Electrophysiological characterization of human stem cell-derived neurones and glia in models of neurodevelopmental and neurodegenerative diseases
James, Owain Thomas
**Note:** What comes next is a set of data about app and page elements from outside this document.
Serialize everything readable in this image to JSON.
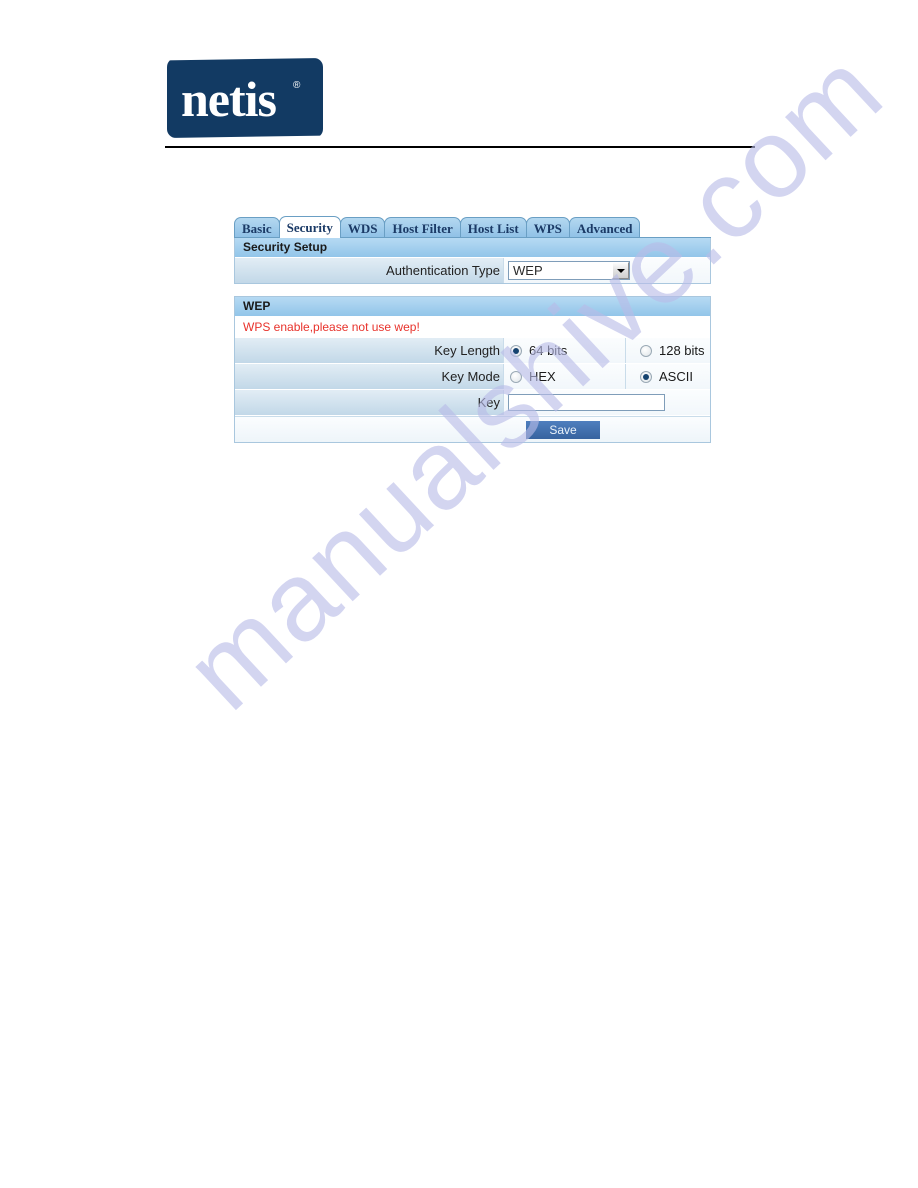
{
  "header": {
    "logo_text": "netis",
    "logo_registered": "®"
  },
  "tabs": [
    {
      "label": "Basic",
      "active": false
    },
    {
      "label": "Security",
      "active": true
    },
    {
      "label": "WDS",
      "active": false
    },
    {
      "label": "Host Filter",
      "active": false
    },
    {
      "label": "Host List",
      "active": false
    },
    {
      "label": "WPS",
      "active": false
    },
    {
      "label": "Advanced",
      "active": false
    }
  ],
  "security_setup": {
    "title": "Security Setup",
    "auth_type": {
      "label": "Authentication Type",
      "value": "WEP",
      "options": [
        "WEP"
      ]
    }
  },
  "wep": {
    "title": "WEP",
    "warning": "WPS enable,please not use wep!",
    "key_length": {
      "label": "Key Length",
      "option_a": "64 bits",
      "option_b": "128 bits",
      "selected": "64 bits"
    },
    "key_mode": {
      "label": "Key Mode",
      "option_a": "HEX",
      "option_b": "ASCII",
      "selected": "ASCII"
    },
    "key": {
      "label": "Key",
      "value": "",
      "placeholder": ""
    }
  },
  "actions": {
    "save_label": "Save"
  },
  "watermark": {
    "text": "manualshive.com"
  },
  "colors": {
    "logo_navy": "#123a63",
    "section_header": "#92c5e9",
    "tab_blue": "#8ec0e6",
    "warning_red": "#e8322b",
    "save_button": "#37639f"
  }
}
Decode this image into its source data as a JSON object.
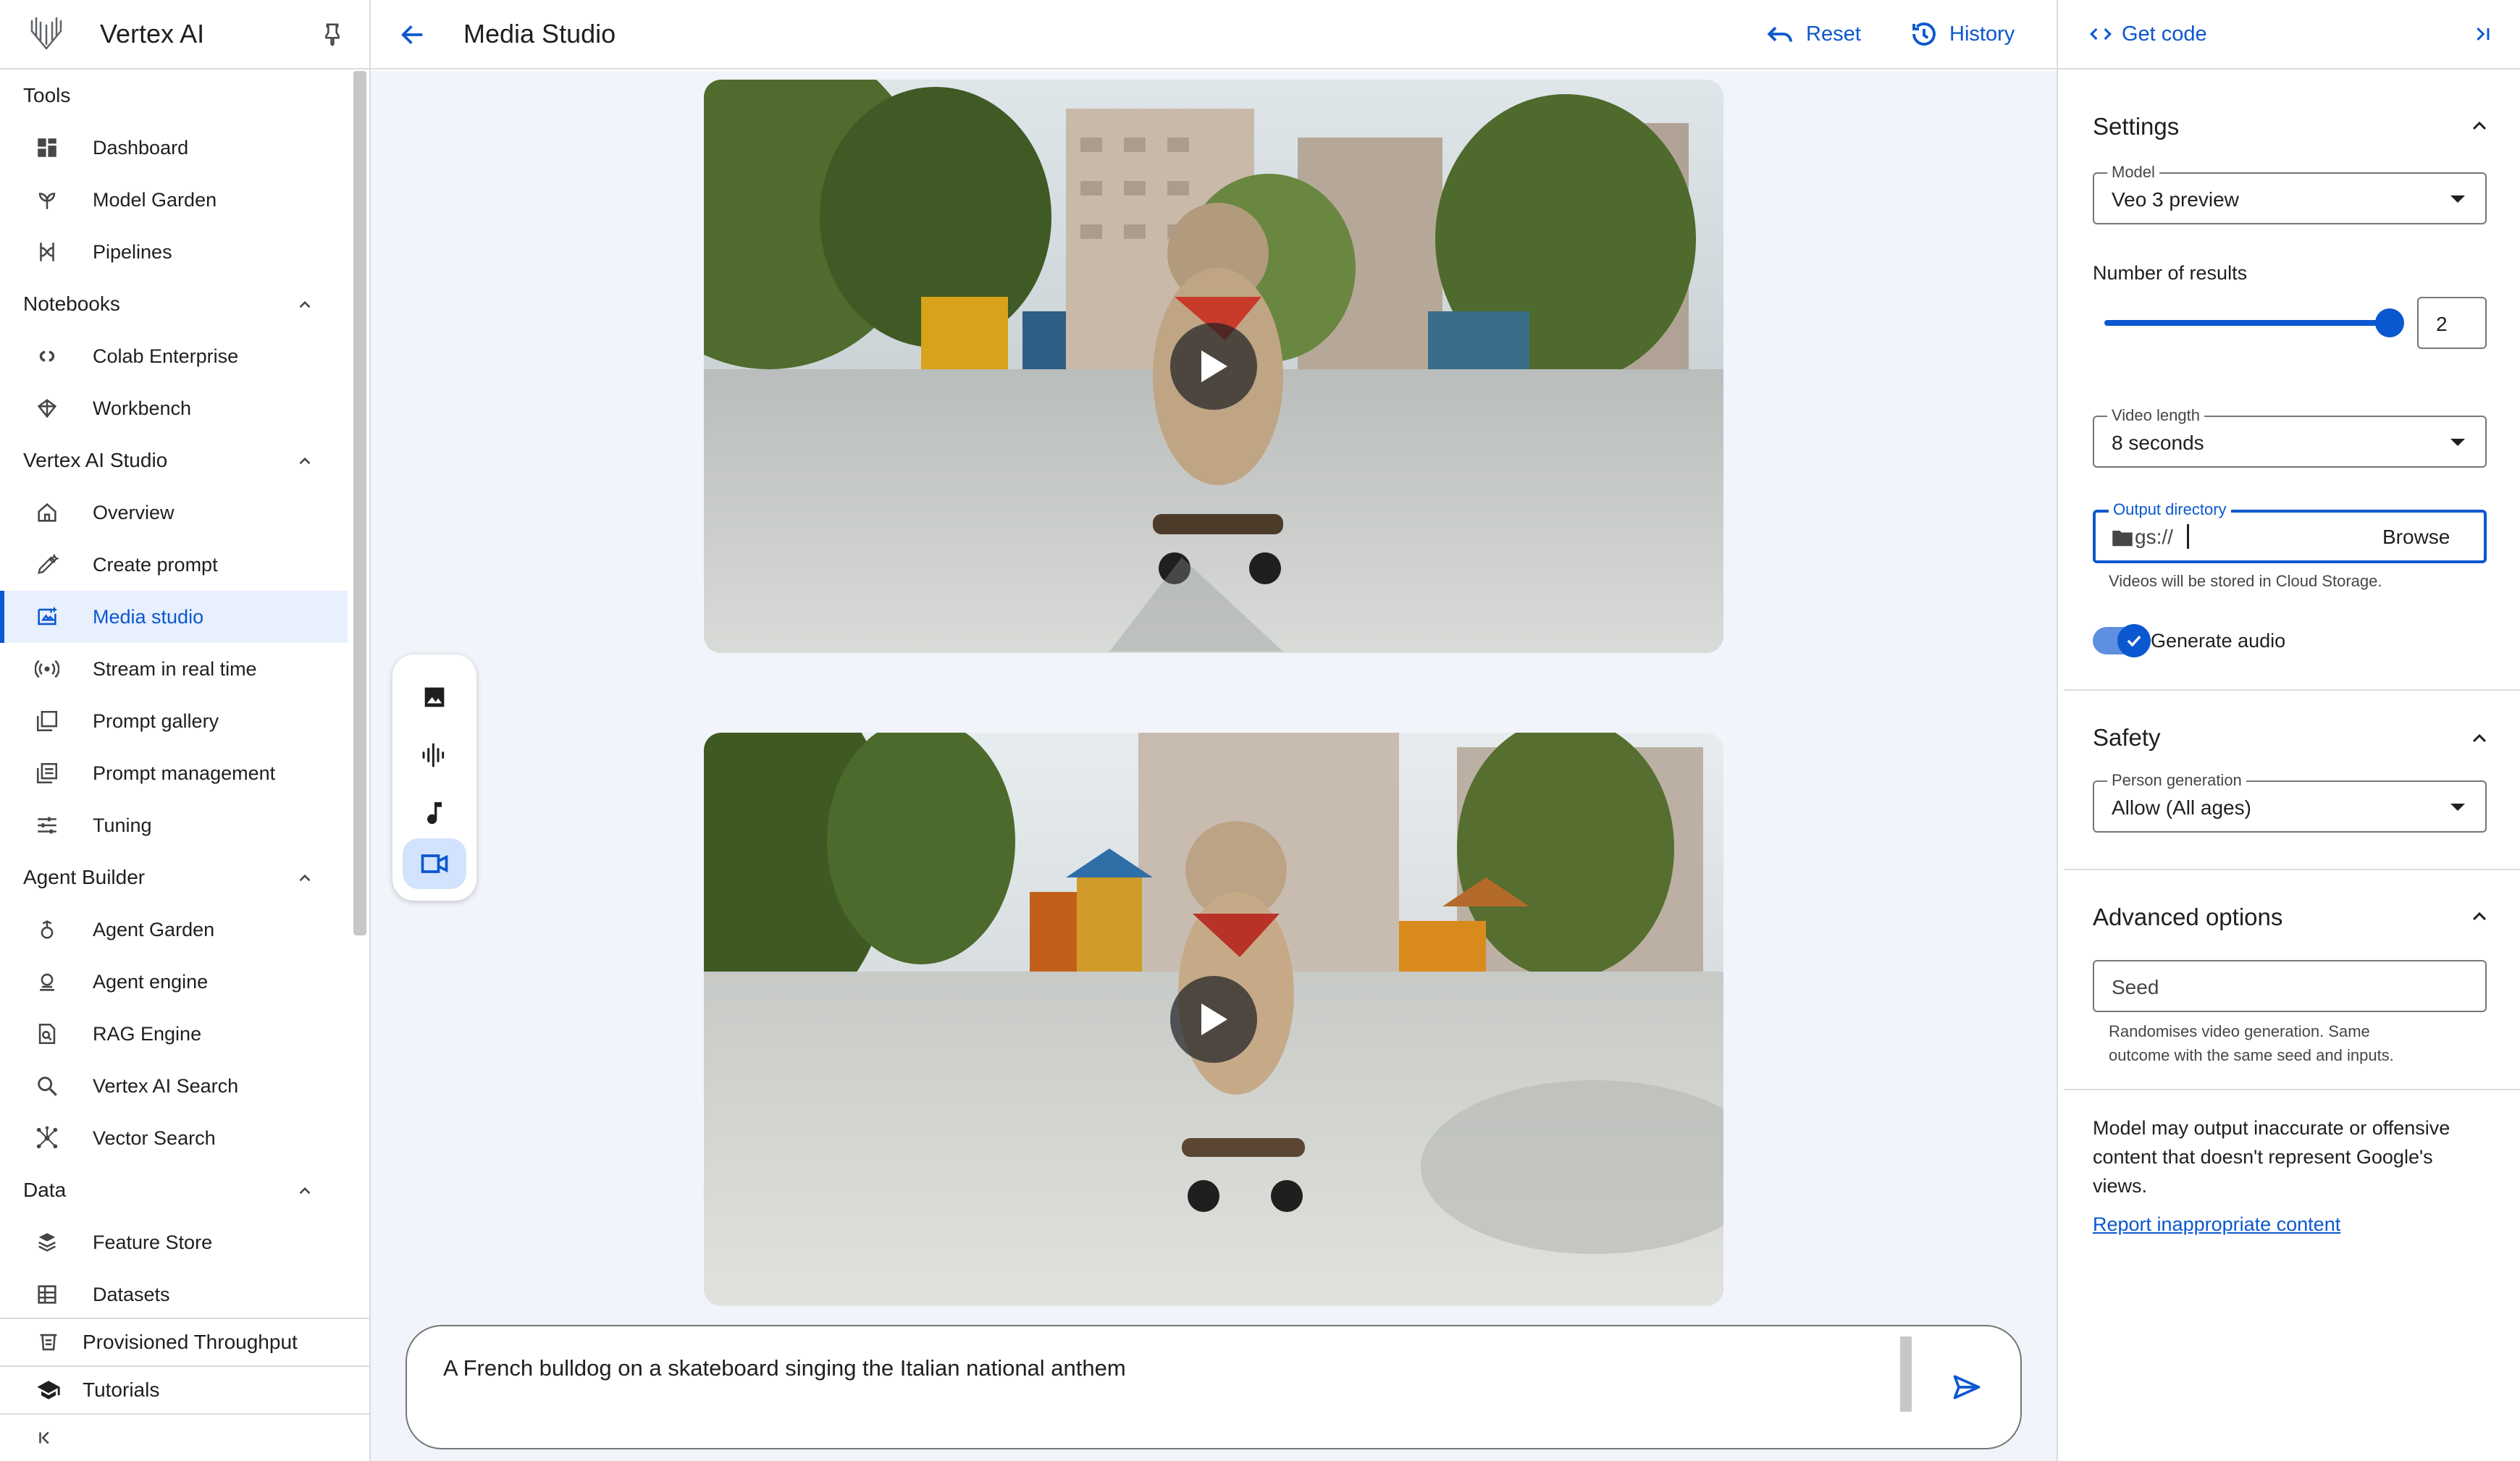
{
  "app": {
    "title": "Vertex AI"
  },
  "sidebar": {
    "sections": [
      {
        "title": "Tools",
        "collapsible": false,
        "items": [
          {
            "label": "Dashboard",
            "icon": "dashboard-icon"
          },
          {
            "label": "Model Garden",
            "icon": "model-garden-icon"
          },
          {
            "label": "Pipelines",
            "icon": "pipelines-icon"
          }
        ]
      },
      {
        "title": "Notebooks",
        "collapsible": true,
        "items": [
          {
            "label": "Colab Enterprise",
            "icon": "colab-icon"
          },
          {
            "label": "Workbench",
            "icon": "workbench-icon"
          }
        ]
      },
      {
        "title": "Vertex AI Studio",
        "collapsible": true,
        "items": [
          {
            "label": "Overview",
            "icon": "home-icon"
          },
          {
            "label": "Create prompt",
            "icon": "create-prompt-icon"
          },
          {
            "label": "Media studio",
            "icon": "media-studio-icon",
            "active": true
          },
          {
            "label": "Stream in real time",
            "icon": "stream-icon"
          },
          {
            "label": "Prompt gallery",
            "icon": "prompt-gallery-icon"
          },
          {
            "label": "Prompt management",
            "icon": "prompt-management-icon"
          },
          {
            "label": "Tuning",
            "icon": "tuning-icon"
          }
        ]
      },
      {
        "title": "Agent Builder",
        "collapsible": true,
        "items": [
          {
            "label": "Agent Garden",
            "icon": "agent-garden-icon"
          },
          {
            "label": "Agent engine",
            "icon": "agent-engine-icon"
          },
          {
            "label": "RAG Engine",
            "icon": "rag-engine-icon"
          },
          {
            "label": "Vertex AI Search",
            "icon": "search-icon"
          },
          {
            "label": "Vector Search",
            "icon": "vector-search-icon"
          }
        ]
      },
      {
        "title": "Data",
        "collapsible": true,
        "items": [
          {
            "label": "Feature Store",
            "icon": "feature-store-icon"
          },
          {
            "label": "Datasets",
            "icon": "datasets-icon"
          }
        ]
      }
    ],
    "footer": {
      "provisioned": "Provisioned Throughput",
      "tutorials": "Tutorials"
    }
  },
  "header": {
    "title": "Media Studio",
    "reset_label": "Reset",
    "history_label": "History"
  },
  "prompt": {
    "text": "A French bulldog on a skateboard singing the Italian national anthem"
  },
  "panel": {
    "get_code_label": "Get code",
    "settings": {
      "title": "Settings",
      "model_label": "Model",
      "model_value": "Veo 3 preview",
      "num_results_label": "Number of results",
      "num_results_value": "2",
      "num_results_max": 2,
      "video_length_label": "Video length",
      "video_length_value": "8 seconds",
      "output_dir_label": "Output directory",
      "output_dir_prefix": "gs://",
      "browse_label": "Browse",
      "output_dir_helper": "Videos will be stored in Cloud Storage.",
      "generate_audio_label": "Generate audio",
      "generate_audio_on": true
    },
    "safety": {
      "title": "Safety",
      "person_gen_label": "Person generation",
      "person_gen_value": "Allow (All ages)"
    },
    "advanced": {
      "title": "Advanced options",
      "seed_placeholder": "Seed",
      "seed_helper_1": "Randomises video generation. Same",
      "seed_helper_2": "outcome with the same seed and inputs."
    },
    "disclaimer": "Model may output inaccurate or offensive content that doesn't represent Google's views.",
    "report_label": "Report inappropriate content"
  },
  "colors": {
    "accent": "#0b57d0",
    "active_bg": "#e8f0fe",
    "canvas_bg": "#f1f4fa"
  }
}
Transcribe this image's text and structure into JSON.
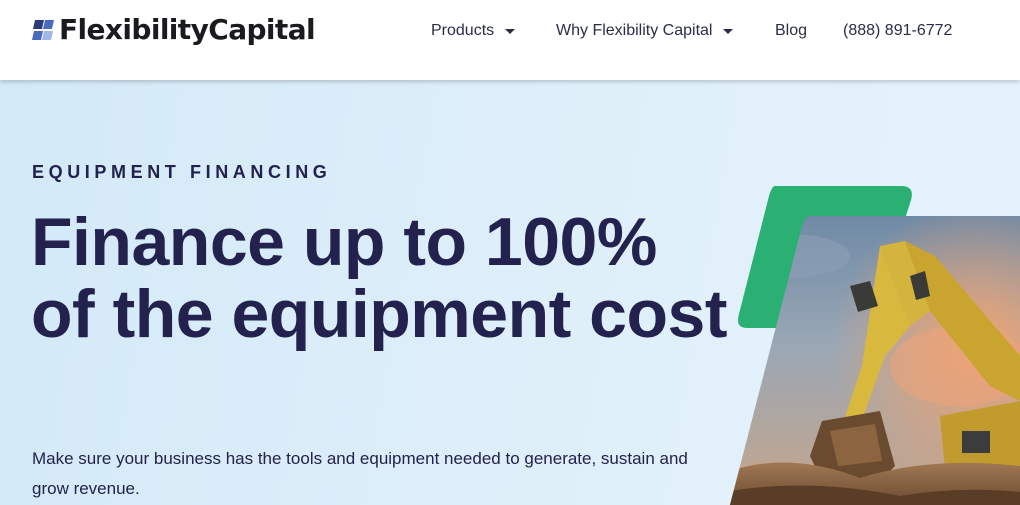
{
  "brand": {
    "name": "FlexibilityCapital",
    "colors": {
      "navy": "#23214e",
      "green": "#2bb074",
      "logo_blue": "#3a5aa8"
    }
  },
  "nav": {
    "products": "Products",
    "why": "Why Flexibility Capital",
    "blog": "Blog",
    "phone": "(888) 891-6772"
  },
  "hero": {
    "eyebrow": "EQUIPMENT FINANCING",
    "headline": "Finance up to 100% of the equipment cost",
    "subtext": "Make sure your business has the tools and equipment needed to generate, sustain and grow revenue."
  },
  "icons": [
    "logo-mark-icon",
    "chevron-down-icon",
    "excavator-photo"
  ]
}
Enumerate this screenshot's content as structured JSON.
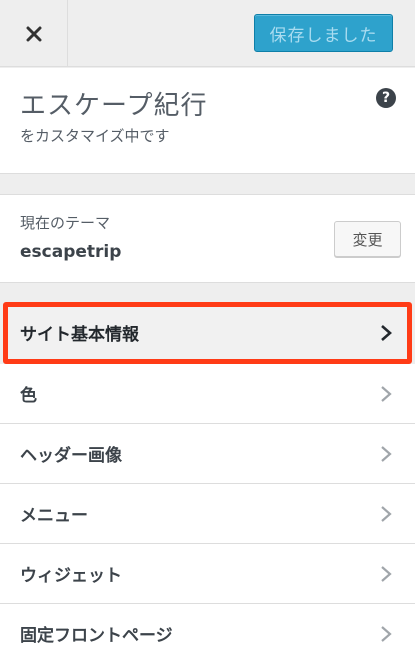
{
  "header": {
    "save_label": "保存しました"
  },
  "site": {
    "title": "エスケープ紀行",
    "subtitle": "をカスタマイズ中です"
  },
  "theme": {
    "label": "現在のテーマ",
    "name": "escapetrip",
    "change_label": "変更"
  },
  "sections": [
    {
      "label": "サイト基本情報",
      "highlighted": true
    },
    {
      "label": "色"
    },
    {
      "label": "ヘッダー画像"
    },
    {
      "label": "メニュー"
    },
    {
      "label": "ウィジェット"
    },
    {
      "label": "固定フロントページ"
    }
  ],
  "colors": {
    "accent": "#2ea2cc",
    "highlight_border": "#ff3b16"
  },
  "icons": {
    "close": "close-icon",
    "help": "help-icon",
    "chevron": "chevron-right-icon"
  }
}
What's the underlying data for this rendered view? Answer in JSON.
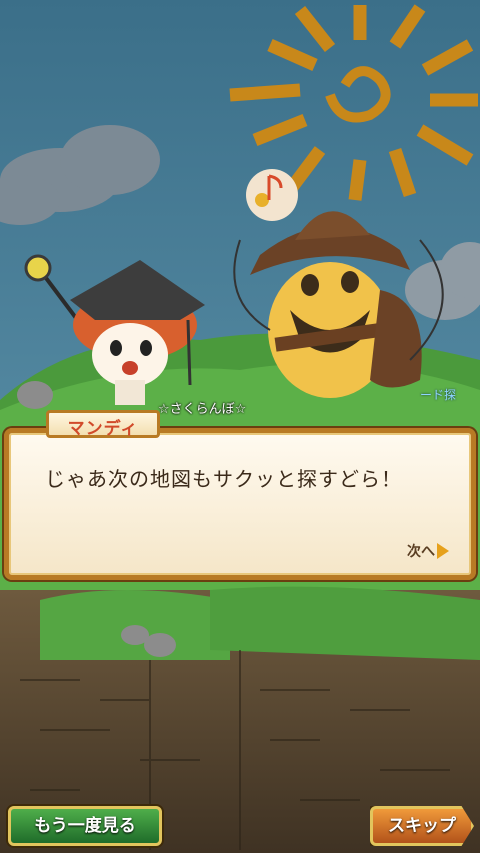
{
  "dialog": {
    "speaker": "マンディ",
    "text": "じゃあ次の地図もサクッと探すどら！",
    "next_label": "次へ"
  },
  "player": {
    "name": "☆さくらんぼ☆"
  },
  "other_character_name": "ード探",
  "buttons": {
    "replay_label": "もう一度見る",
    "skip_label": "スキップ"
  },
  "icons": [
    "sun-icon",
    "music-note-icon",
    "next-arrow-icon"
  ],
  "colors": {
    "frame": "#b87a24",
    "sky": "#4a7e98",
    "sun": "#c8881a",
    "replay_button": "#2e8a34",
    "skip_button": "#d8782a",
    "speaker_name": "#d14a2a"
  }
}
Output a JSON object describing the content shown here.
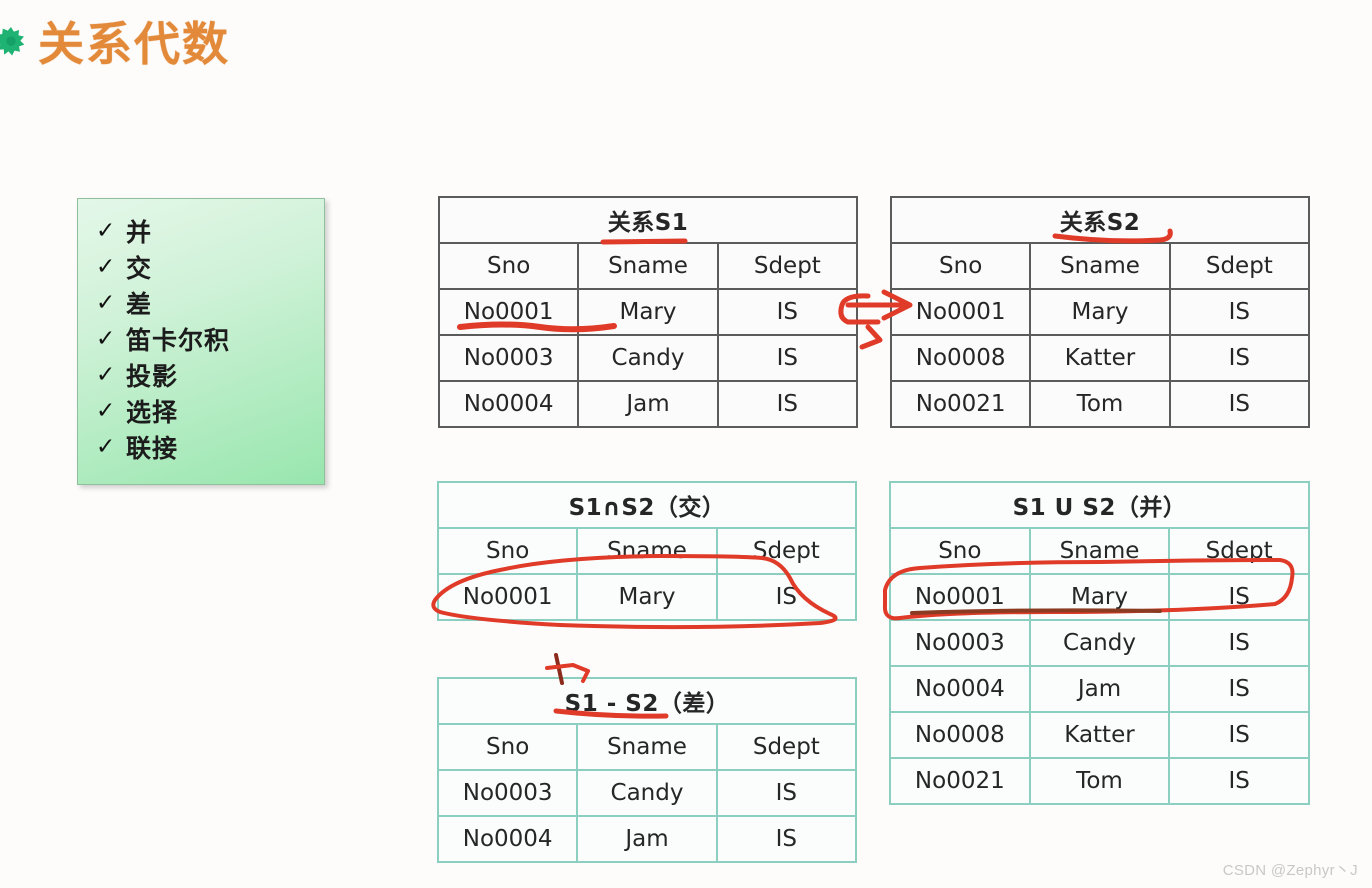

Human pluripotent stem cell (hPSC)-derived neuronal and glial material presents a relatively new opportunity to model human neurophysiology in both health, and disease. Validation of regionally-defined hPSC-derived neurones and glia cultures thus represents the founding blocks of technology that aims to complement existing models. Principally, the relevance of in vitro hPSC-derived material is determined by how representative it is of native material, yet at present the physiology of these cells remains underexplored. Here, electrophysiology and pharmacology are used to functionally assess hPSC-derived excitatory cortical neurones (hECNs), motorneurones (MNs) and oligodendrocyte-lineage cells in the context of regional-specific properties and maturation. These properties are then examined in material derived from hPSCs generated from patients with neurological disorders. This thesis examines of the properties of GABAARs and strychnine-sensitive glycine receptors (GlyRs) in hECNs by assessing their subunit composition, and compares these with studies which have made comparable investigations of rodent tissue where maturation is associated with a shift in GABAA and GlyR compositions. Using pharmacology and RNAseq analysis, GABAAR and GlyRs in hECNs were found to possess receptor populations typical of those reported in the immature cortex. hECNs generated from patients harbouring a mutation to the Disrupted-in-schizophrenia-gene 1 (DISC1), a candidate schizophrenia gene, were then examined. Imbalances in the excitation/inhibition balance are suspected in schizophrenia and, in this regard, the intrinsic excitability properties alongside expression and composition of major neurotransmitter receptors and intracellular chloride concentration were assessed. No obvious differences in excitability or functional expression of AMPARs, GABAARs or NMDARs were observed between case and control derived neurones. Receptor composition and intracellular chloride concentrations were found to be predominantly immature-like, however, AMPAR composition and intracellular chloride concentration were found to be like that of adult cortical neurones. These data are discussed in the context of modelling DISC1-associated pathologies. Thirdly, MNs from hPSCs generated from ALS patients harbouring mutations on the C9ORF72 gene were examined. The hypothesis that increased glutamate-mediated excitoxicity could, in part, be explained by increased expression of Ca2+- permeable AMPARs was examined. The estimated mean single-channel conductance of AMPARs was found to be high in MNs derived from ALS patients, reminiscent of Ca2+-permeable AMPARs and was reversed by gene-editing of the C9ORF72 mutation. Finally, oligodendrocytes generated from ALS patients harbouring TARDBP mutations were examined. Distinctive electrophysiological shifts in oligodendrocytes-lineage cell development are reported. A similar AMPAR phenotype of elevated Ca2+-permeable AMPAR expression was observed in oligodendrocytes derived from two patient hPSC lines and was rescued in an isogenic, gene-edited line, raising the intriguing possibility of convergence in pathophysiologies in the nature of the overlap between cell-type, AMPAR pathology and excitotoxicity in ALS disease progression mechanisms.